■ Your objective ■
Keyword search on "heading": report each line of the records that contains it.

■ Input for this task ■
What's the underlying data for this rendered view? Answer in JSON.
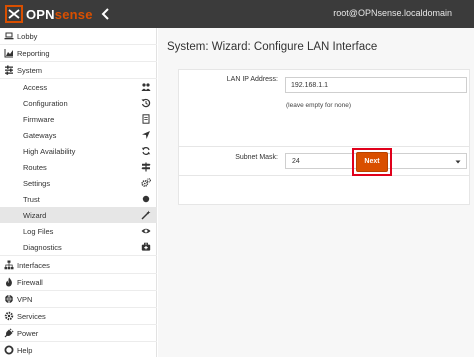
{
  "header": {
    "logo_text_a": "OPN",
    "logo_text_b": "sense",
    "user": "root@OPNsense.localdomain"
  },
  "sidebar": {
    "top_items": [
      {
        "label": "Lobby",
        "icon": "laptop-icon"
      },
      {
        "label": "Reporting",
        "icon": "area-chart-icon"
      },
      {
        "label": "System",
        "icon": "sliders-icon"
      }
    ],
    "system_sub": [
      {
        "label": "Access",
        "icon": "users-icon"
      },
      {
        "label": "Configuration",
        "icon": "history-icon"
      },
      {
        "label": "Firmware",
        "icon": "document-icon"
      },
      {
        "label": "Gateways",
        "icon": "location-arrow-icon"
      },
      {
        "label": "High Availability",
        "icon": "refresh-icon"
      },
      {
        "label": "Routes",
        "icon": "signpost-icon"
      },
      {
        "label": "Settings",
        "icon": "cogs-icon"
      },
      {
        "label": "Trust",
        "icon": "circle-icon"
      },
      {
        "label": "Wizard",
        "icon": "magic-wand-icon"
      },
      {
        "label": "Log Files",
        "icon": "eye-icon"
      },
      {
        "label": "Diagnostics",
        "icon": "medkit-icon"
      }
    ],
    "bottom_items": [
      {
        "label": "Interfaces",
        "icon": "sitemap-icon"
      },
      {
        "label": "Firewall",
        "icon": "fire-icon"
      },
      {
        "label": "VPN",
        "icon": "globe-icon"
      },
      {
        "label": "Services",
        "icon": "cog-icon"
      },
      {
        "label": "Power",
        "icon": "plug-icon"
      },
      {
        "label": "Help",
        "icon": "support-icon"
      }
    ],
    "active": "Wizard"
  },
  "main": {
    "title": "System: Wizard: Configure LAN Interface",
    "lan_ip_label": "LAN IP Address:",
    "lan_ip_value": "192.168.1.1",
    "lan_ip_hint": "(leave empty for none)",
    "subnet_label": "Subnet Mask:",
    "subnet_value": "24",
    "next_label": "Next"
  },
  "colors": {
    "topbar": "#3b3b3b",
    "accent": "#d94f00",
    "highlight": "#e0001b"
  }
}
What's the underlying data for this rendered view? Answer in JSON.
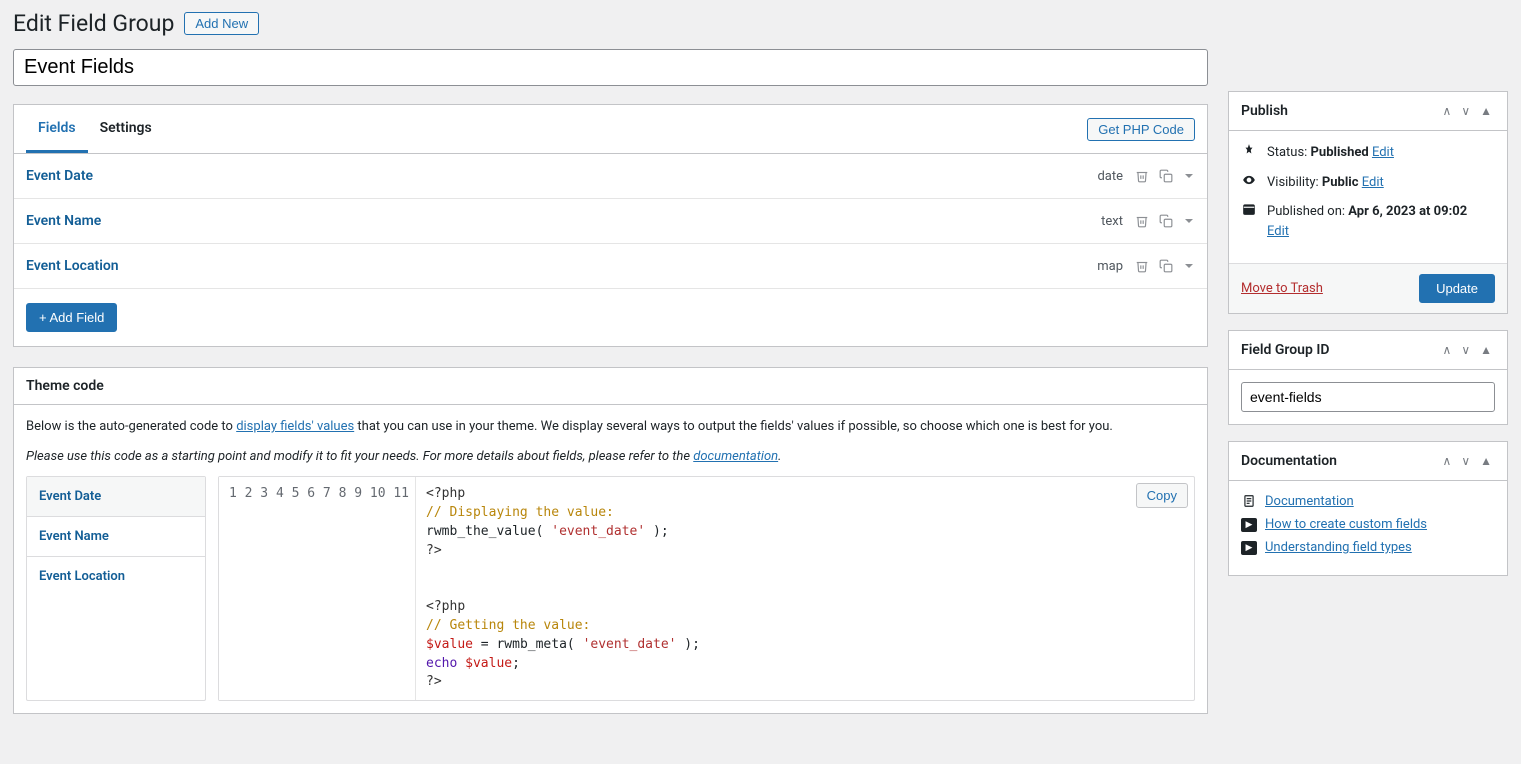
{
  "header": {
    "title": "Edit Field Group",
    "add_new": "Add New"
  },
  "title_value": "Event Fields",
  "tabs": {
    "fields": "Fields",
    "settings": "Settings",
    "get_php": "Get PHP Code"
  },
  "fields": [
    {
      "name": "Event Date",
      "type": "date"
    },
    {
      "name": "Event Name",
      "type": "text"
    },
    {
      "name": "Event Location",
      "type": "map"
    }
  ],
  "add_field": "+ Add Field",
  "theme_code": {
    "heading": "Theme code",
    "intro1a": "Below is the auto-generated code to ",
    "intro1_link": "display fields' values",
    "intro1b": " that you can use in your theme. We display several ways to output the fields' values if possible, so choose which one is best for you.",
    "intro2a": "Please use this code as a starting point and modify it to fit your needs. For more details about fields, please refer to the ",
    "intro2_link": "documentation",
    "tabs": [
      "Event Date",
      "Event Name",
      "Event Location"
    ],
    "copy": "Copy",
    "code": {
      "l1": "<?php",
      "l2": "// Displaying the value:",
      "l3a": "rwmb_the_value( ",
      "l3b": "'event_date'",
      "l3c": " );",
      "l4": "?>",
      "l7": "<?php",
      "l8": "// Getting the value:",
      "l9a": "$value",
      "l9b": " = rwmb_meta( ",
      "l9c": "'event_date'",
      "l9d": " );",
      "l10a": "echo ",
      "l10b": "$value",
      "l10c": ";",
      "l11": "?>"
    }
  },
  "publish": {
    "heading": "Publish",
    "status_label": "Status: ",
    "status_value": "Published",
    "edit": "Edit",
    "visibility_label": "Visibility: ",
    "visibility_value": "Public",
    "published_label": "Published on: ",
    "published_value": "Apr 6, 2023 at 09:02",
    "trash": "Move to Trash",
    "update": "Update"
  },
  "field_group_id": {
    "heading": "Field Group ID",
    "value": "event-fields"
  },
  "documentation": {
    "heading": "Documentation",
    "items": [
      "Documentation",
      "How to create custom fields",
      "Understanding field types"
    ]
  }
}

■ Task answer ■
    "heading": "Theme code",
    "heading": "Publish",
    "heading": "Field Group ID",
    "heading": "Documentation",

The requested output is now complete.